‘He’d cut His throat with the knife. He’d nearly chopped off His hand with the meat cleaver. He couldn’t object, so I lit a Silk Cut.’
The opening to Morvern Callar (US) is very strong. Every action and thought is noted. Each character has a special name. The buzz and the vividness almost creates the illusion that she’s speaking in a different language, like she’s just read A Clockwork Orange and is taking bites from it. Her boyfriend, He/Him/His, has killed himself in their flat and Callar reacts by doing nothing about it. She opens her Christmas presents, smokes a lot of Silk Cut and goes off to work in her local supermarket. There’s a hint that what follows will be something profound. A tale of disconnection and alienation in the age of the rave. Given the powerful reviews, I suspect that the profundity is there, it’s just that I didn’t really grasp it. Perhaps it was a little too cold and raw in places for my taste.
There are wild encounters and travels as Callar takes a journey that seems to be part nihilism and part self-destruct. She’s on the road. She lives a life-and-a-half. Her interactions with the people she meets and her surroundings are interesting and her life is packed full of experiences. What a cracking woman she is.

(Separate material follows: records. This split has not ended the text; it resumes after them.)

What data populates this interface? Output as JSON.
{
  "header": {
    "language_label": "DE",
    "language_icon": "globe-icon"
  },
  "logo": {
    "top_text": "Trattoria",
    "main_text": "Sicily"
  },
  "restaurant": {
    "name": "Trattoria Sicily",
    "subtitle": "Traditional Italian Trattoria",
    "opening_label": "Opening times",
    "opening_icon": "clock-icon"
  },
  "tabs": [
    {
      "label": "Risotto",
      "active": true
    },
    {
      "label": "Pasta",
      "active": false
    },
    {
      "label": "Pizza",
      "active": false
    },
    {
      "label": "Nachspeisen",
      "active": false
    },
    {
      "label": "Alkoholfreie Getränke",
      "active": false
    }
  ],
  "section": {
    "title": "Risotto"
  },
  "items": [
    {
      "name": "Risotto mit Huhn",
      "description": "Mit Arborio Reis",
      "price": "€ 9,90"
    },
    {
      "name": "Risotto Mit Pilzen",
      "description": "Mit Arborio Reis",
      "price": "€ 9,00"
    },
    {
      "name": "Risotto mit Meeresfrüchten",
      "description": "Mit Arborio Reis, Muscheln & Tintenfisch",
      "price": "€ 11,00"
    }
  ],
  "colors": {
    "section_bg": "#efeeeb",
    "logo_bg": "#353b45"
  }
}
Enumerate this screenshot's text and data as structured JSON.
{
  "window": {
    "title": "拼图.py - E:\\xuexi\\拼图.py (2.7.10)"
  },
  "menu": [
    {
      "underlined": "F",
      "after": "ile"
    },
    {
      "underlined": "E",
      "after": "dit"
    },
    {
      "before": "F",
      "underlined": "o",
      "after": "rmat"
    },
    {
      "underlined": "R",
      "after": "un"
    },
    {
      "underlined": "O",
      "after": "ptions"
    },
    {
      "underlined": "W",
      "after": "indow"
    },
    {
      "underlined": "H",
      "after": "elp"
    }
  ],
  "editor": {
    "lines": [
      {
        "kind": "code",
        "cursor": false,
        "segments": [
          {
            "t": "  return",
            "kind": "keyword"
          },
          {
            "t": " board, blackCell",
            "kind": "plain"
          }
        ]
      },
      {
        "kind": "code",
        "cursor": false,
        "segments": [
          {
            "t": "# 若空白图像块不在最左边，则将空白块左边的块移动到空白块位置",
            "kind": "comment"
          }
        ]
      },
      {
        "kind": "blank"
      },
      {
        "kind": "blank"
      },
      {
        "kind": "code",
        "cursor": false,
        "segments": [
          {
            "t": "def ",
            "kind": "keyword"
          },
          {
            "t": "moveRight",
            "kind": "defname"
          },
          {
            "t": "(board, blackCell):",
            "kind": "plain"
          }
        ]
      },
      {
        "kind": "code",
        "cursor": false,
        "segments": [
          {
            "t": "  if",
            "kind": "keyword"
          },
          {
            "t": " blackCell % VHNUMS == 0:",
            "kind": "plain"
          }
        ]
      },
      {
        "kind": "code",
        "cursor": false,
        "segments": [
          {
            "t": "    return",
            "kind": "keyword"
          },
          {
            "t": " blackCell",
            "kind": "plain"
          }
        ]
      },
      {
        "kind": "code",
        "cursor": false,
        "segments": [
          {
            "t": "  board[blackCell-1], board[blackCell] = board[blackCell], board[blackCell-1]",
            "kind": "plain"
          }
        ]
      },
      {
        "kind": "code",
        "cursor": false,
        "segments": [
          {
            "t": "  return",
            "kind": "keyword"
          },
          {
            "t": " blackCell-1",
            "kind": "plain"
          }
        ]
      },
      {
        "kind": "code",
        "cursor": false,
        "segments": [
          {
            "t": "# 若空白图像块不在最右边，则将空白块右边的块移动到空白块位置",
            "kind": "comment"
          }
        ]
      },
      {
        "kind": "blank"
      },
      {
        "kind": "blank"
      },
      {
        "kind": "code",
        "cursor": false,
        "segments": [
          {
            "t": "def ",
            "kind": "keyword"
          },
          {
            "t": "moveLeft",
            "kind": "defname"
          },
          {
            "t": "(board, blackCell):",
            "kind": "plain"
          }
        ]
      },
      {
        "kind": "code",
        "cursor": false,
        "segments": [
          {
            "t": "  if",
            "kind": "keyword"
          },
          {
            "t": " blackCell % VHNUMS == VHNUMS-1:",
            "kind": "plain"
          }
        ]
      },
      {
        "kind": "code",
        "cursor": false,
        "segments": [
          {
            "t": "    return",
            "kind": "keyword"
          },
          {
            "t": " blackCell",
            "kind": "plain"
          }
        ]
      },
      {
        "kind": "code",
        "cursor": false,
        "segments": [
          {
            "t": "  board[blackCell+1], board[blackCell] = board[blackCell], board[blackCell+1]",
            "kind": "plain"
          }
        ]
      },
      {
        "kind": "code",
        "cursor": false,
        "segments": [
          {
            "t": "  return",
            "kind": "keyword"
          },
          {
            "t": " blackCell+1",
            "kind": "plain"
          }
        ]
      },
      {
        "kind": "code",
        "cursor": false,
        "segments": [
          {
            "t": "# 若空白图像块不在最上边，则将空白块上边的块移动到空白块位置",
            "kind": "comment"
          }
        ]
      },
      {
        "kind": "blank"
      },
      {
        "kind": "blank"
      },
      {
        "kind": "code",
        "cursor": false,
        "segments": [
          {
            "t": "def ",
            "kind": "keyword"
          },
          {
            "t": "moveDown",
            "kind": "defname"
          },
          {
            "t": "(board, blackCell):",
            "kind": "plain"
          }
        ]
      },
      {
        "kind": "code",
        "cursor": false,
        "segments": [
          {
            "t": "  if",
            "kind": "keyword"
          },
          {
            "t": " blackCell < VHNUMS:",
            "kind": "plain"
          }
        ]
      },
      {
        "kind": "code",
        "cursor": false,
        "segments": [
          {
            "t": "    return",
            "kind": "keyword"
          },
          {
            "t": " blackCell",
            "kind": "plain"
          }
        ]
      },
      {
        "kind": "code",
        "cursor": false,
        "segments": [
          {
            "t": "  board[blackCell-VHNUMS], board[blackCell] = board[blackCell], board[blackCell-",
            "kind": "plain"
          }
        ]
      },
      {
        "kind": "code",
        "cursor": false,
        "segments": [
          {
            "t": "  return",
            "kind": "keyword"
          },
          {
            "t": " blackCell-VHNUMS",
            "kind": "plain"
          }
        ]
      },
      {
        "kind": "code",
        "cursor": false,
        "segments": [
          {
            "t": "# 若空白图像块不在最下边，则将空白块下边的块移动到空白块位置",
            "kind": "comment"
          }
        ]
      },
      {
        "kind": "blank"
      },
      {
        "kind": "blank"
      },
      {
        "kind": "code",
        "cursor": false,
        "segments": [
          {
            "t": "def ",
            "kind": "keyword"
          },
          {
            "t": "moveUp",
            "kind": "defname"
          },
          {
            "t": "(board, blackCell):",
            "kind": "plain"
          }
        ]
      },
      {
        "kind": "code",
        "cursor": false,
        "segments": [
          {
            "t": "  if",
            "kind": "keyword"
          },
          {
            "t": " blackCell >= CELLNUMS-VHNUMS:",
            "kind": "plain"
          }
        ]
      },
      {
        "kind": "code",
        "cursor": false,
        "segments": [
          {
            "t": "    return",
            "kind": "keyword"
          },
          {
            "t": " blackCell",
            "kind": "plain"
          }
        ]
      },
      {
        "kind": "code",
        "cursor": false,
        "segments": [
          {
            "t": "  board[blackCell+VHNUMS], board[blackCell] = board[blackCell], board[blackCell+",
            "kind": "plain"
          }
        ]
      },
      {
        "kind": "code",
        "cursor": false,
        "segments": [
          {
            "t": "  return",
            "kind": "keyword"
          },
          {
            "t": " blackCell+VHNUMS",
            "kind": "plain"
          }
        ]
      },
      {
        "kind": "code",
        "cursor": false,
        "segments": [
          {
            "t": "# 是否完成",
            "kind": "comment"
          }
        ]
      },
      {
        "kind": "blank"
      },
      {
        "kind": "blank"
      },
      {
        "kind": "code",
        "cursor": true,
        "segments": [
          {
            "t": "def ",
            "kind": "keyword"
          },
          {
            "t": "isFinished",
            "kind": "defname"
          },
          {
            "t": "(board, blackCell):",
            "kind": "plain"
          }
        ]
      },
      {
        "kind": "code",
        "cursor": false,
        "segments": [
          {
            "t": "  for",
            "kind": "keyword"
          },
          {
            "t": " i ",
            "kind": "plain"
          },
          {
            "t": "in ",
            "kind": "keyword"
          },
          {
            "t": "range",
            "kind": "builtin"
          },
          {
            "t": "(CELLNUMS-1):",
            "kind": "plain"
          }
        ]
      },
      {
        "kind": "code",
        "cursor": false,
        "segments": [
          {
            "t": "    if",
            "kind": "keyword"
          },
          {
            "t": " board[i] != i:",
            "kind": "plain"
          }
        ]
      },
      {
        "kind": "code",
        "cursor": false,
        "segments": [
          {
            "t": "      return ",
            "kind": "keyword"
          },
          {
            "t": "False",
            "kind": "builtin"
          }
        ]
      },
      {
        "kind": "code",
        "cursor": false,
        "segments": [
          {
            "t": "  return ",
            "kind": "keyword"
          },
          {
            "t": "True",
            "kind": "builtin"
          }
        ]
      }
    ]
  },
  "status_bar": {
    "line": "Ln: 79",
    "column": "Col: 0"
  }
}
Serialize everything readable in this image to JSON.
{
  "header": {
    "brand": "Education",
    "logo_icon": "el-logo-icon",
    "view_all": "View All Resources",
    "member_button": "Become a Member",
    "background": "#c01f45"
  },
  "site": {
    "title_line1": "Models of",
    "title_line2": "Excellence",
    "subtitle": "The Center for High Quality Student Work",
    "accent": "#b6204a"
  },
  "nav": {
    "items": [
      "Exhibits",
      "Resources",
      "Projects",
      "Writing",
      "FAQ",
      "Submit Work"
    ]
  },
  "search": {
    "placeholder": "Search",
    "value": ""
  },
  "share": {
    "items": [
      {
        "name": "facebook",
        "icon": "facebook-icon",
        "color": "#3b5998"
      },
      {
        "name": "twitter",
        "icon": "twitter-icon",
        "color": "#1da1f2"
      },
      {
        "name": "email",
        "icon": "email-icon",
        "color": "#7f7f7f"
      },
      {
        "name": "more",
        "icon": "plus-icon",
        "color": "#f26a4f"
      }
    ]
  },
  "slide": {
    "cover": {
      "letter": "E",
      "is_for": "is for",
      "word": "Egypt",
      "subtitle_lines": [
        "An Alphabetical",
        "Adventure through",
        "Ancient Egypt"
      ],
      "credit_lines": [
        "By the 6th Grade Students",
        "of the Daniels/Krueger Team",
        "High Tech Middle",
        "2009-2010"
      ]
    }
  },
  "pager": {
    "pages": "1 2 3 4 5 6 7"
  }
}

I found sections really engrossing and beautifully written and I think that the book has many parts that make the book worthwhile taking on. For me, however, I felt that the whole was less than those parts. Then again, I might just be an old man who’s arrived to the part about twenty years too late.